The more they twist and turn and struggle to find an easy way out of a mess fraught with political peril, the more deeply they seem to become entangled.
By yesterday, their options for making the budget pieces fit seemed to come down to denying billions of dollars to schools, farmers or the Pentagon -- or borrowing from Social Security. Sacred cows all.
"It's so frustrating," said Rep. John Edward Porter, an Illinois Republican. "We've had to postpone action on my bill twice already."
Porter chairs an appropriations subcommittee that will try today to fit $88 billion worth of programs offered by the Departments of Labor, Education and Health and Human Services into a $73 billion package.
The leadership's strategy is to use a variety of gimmicks, such as delaying $15 billion in education spending for a year, withholding about $4 billion in welfare payments to the states, and declaring fuel assistance for the elderly poor "emergency spending" and thus exempt from budget ceilings.
"If I had my way, we would do this straightforwardly, openly and honestly," Porter said. "But that's not what's going to happen."
The top two Democratic congressional leaders could not suppress their grins yesterday.
This doesn't even qualify as a do-nothing Congress, according to Senate Democratic leader Tom Daschle and House Democratic leader Richard A. Gephardt, who have lain in wait all year to level that charge. It's a "do-less-than-nothing Congress," Daschle said.
To be sure, Democrats have contributed mightily to limiting the accomplishments of this Congress, particularly in the Senate.
At the moment, for example, they are filibustering the Republicans' attempt to pass a bankruptcy reform bill because the Republicans won't attach unrelated amendments, including a higher minimum wage and gun controls.
What's more, Republicans argue that President Clinton's proposed budget was no model of fiscal integrity.
He used some of the same gimmicks the Republicans are now contemplating -- such as not deducting some of next year's spending until the following fiscal year. The president also included revenue-raisers, such as a cigarette-tax increase, that had little chance of passing.
But Clinton doesn't have to pass a budget. The Republican-led Congress does -- or else take the blame for shutting down the government, as it did in 1995.
Republican leaders have formally given up the charade that they could avoid violating the spending caps set in the 1997 Balanced Budget Act.
"In reality, those caps are not going to be met," Senate Majority Leader Trent Lott said last week.
The new Republican Maginot Line has been drawn at the Social Security surplus. All their contortions now are aimed at avoiding use of that money -- or at least forcing Clinton to turn there first. They have come up with plans aplenty to achieve this:
Send Porter's bill to the White House, $15 billion shy on education funds, and make Clinton choose between schools and Social Security. But that tactic allows the Democrats to charge that the Republicans are enemies of both programs.
Eliminate State Department funds and foreign aid, forcing Clinton to choose between Social Security and foreign aid, which is not generally popular with the public.

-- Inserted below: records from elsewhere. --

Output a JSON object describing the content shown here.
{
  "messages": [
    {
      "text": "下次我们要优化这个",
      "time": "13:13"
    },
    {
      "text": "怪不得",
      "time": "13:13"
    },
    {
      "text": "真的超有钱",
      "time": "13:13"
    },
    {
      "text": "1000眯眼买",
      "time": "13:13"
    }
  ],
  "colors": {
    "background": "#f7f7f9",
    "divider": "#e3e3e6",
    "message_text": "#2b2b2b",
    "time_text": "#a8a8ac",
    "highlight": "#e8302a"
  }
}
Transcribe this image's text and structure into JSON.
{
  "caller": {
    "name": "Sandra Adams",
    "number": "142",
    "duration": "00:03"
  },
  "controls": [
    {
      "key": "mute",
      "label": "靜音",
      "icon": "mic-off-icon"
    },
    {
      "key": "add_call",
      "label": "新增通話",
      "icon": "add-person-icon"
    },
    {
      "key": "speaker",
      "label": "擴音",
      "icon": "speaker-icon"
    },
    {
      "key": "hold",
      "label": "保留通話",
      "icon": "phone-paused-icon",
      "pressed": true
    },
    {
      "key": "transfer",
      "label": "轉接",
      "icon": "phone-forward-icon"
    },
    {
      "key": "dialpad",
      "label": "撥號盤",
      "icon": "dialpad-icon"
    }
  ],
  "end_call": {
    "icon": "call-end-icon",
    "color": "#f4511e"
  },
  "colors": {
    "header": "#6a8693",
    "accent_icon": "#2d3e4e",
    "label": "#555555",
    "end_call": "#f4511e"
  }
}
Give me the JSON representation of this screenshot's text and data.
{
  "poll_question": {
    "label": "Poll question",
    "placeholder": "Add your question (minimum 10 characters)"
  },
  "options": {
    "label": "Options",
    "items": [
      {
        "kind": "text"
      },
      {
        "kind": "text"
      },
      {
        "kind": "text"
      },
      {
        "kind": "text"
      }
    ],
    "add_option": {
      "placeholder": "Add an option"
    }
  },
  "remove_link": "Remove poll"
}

That gambit raised the question of the $3 billion a year for Israel. Would the Republicans knock that out, offending an influential and politically generous lobby? Or would they leave only the Israel money in, offending everyone else?
Rush through a farm spending bill, including nearly $8 billion in emergency aid to farmers hurt by this year's drought and hurricanes and by the drop in crop prices caused by the collapse of the Asian market.
The goal was to get that farm bill to Clinton in time for him to sign it before the fiscal year ends Oct. 1. The Republicans calculated that about $4.5 billion of the total could be counted as "emergency" spending in the current fiscal year.
That $4.5 billion would also come from the Social Security trust fund, Sen. Larry E. Craig, an Idaho Republican, acknowledged. But Congress has been borrowing from the Social Security trust fund every year for three decades. The promises the president and Republican leaders have made about not touching a dime of the Social Security surplus for other purposes apparently apply only to future budgets.
The farm aid option is being threatened by a dispute over milk-price policy that has held up the bill.
Slow the payment of tax credits to the working poor, so that they would receive monthly installments rather than a lump sum. A spokesman for House Speaker Dennis Hastert contended that no one would be hurt by that proposal.
Even so, the idea died after Democrats said it looked Scrooge-like alongside the generous tax breaks for the rich provided in the Republicans' $792 billion tax-cut bill.
Hastert has decided to seek a three-week extension of the Oct. 1 deadline for finishing the budget work. Stay tuned.